DUBUQUE, Iowa — Who says Iowans don't like to pick winners?

As the caucuses approach, Marco Rubio has increasingly been emphasizing his electability and the voters coming out to see him appear to be swayed by it.

Rubio made the point abundantly clear in all four of his events Friday while barnstorming eastern Iowa, touting his ability to broaden the conservative voting base while intermittently dumping on Ted Cruz.

"We have to nominate someone that doesn't just stand strongly with our principles, but somebody that can grow the conservative movement, and someone that can defeat Hillary Clinton," Rubio said. " I can defeat her or Bernie Sanders because we are going to grow the conservative movement."

"We are going to take our principles of limited government and free enterprise, and a strong national defense to the millions of people that have not been voting for us over the last 20 years," Rubio said.

Rubio, who currently sits behind Donald Trump and Cruz in recent polling, has drilled home the message since receiving the Des Moines Register's endorsement last week and getting Joni Ernst to introduce him in Des Moines.

"He's the most electable. He's a conservative, yet he's electable, and I can't say I can truly say that about a Cruz," said Mike Hess, 41, a pastor from Mt. Pleasant who decided on Rubio late this week. "Rubio in a debate with a Hillary or a Bernie would be very tenacious and, yet, very factual."

"Cruz is too edgy. You have to have somebody whose main talking point is not that the fact that I don't get along with Democrats," he said. "Eventually you have to work with the other party."

"It was between Marco and Ted Cruz," said Mick Angel, 63, from Mt. Vernon, who said he decided on Rubio this week. "I don't think [Cruz] is electable. I just think he doesn't appeal to enough people in a general election."

The comments came the same day Rubio continued press the case against Cruz as a calculating flip-flopper, which spilled over from Thursday night's debate.

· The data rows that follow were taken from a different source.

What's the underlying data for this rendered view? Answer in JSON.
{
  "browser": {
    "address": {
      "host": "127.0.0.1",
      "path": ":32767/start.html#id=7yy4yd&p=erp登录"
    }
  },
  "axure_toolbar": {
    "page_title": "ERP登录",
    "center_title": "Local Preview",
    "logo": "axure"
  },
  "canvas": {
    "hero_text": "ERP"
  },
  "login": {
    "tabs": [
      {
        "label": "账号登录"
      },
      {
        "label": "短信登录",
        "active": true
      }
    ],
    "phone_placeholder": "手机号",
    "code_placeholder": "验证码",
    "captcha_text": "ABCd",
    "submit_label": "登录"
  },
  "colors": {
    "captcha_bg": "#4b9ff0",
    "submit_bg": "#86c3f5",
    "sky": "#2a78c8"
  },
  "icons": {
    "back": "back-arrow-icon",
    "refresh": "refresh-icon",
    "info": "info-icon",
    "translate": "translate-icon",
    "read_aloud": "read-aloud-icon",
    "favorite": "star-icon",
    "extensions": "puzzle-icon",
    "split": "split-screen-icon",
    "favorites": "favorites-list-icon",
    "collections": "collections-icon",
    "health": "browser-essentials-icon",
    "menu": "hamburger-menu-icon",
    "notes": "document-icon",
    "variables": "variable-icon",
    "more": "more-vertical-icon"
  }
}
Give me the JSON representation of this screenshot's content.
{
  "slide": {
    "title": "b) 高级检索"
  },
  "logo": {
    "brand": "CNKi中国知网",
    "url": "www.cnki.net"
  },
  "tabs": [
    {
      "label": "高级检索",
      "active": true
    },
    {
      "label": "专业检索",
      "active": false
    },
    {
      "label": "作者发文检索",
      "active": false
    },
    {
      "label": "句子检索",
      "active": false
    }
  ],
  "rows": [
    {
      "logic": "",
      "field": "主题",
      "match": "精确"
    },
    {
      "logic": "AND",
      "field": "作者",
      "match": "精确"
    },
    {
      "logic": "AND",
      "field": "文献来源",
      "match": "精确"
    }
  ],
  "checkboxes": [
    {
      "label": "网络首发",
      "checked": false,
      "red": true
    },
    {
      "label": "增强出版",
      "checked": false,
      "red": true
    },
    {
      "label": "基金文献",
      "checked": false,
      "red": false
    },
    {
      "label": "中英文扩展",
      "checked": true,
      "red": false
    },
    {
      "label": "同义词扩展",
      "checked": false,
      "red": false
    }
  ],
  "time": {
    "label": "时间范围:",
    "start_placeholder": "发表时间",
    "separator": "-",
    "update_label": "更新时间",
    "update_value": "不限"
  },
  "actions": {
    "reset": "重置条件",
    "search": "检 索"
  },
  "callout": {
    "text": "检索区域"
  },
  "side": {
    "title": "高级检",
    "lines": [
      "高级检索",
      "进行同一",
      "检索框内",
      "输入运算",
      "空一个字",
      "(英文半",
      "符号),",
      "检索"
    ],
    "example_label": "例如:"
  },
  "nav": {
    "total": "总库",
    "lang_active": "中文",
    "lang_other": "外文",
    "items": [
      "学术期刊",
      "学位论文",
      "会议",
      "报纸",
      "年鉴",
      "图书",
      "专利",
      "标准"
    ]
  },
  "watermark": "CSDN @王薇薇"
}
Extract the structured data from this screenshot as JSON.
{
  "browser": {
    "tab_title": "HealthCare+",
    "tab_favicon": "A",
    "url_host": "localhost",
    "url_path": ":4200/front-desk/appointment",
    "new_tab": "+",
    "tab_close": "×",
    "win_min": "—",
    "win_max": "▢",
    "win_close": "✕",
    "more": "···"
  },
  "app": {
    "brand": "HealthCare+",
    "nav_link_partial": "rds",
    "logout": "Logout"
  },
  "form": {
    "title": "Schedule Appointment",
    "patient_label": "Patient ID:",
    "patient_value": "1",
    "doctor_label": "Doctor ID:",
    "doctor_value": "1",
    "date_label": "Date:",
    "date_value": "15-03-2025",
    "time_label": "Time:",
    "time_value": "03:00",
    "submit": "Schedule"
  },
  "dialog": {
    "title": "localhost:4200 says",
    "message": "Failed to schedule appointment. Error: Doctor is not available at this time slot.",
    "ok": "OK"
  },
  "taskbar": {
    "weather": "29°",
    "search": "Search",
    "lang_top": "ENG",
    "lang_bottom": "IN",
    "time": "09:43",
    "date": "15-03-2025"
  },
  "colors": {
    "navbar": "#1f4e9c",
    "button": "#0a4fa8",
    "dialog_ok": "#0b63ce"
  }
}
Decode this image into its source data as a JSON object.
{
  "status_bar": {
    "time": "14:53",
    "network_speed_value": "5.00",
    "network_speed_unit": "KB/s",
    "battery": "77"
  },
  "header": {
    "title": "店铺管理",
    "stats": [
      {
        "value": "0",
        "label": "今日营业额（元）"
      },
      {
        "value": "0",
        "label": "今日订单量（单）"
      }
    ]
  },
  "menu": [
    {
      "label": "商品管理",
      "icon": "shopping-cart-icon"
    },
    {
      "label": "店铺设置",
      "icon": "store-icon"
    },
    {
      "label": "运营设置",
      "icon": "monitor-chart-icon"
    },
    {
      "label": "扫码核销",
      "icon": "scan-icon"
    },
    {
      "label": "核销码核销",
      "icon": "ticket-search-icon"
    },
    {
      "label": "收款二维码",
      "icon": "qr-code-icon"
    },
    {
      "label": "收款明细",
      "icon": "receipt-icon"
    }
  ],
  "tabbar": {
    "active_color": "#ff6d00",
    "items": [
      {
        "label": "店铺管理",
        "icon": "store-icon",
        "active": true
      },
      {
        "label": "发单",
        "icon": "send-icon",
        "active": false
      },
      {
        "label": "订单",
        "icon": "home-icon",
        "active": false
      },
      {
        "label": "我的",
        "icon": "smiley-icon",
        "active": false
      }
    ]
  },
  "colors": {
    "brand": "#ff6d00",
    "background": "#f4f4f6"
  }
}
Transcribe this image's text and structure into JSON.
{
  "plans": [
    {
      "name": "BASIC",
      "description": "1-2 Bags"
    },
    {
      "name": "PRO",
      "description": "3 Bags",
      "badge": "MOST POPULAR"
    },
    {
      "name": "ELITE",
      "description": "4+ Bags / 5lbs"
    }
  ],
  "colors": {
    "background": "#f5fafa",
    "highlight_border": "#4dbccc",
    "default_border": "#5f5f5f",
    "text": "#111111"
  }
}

"I think people are starting to learn the truth about Ted on immigration and a bunch of other issues shows a history of calculation, and I think it's starting to hurt him a little bit," Rubio told reporters.

Rubio, who labeled Cruz as the Iowa front-runner, made the remark before rattling off multiple alleged shifts in position from Cruz, including national security and ethanol.

"The list is endless," Rubio said. "I know we're not going to beat Hillary Clinton with a candidate who will say or do anything to gain a vote or raise money."

Lately, Rubio has seen a bump in the polls, with the latest NBC/WSJ/Marist poll putting Rubio in third with 18 percent support, his highest mark in Iowa since late October. Rubio is at 14.4 percent, according to the latest RealClearPolitics polling average.

"The Republicans have finally got their JFK," said Scott Motto, a 78-year-old Dubuque resident, who emphatically said electability is a key issue. "Hell yes. In a final analysis, I don't want either of the two candidates on the other side of the aisle. If [Rubio] gets the nomination, I convinced he'll [win the presidency]."

Motto added that he doesn't trust Trump in a general election because the Democrats would simply "scoff" at him, and is unsure of Cruz's prospects.

Rubio, who sits third in the Washington Examiner's latest batch of power rankings, is set for four more events on Sunday, the first of which will take place in Sioux City.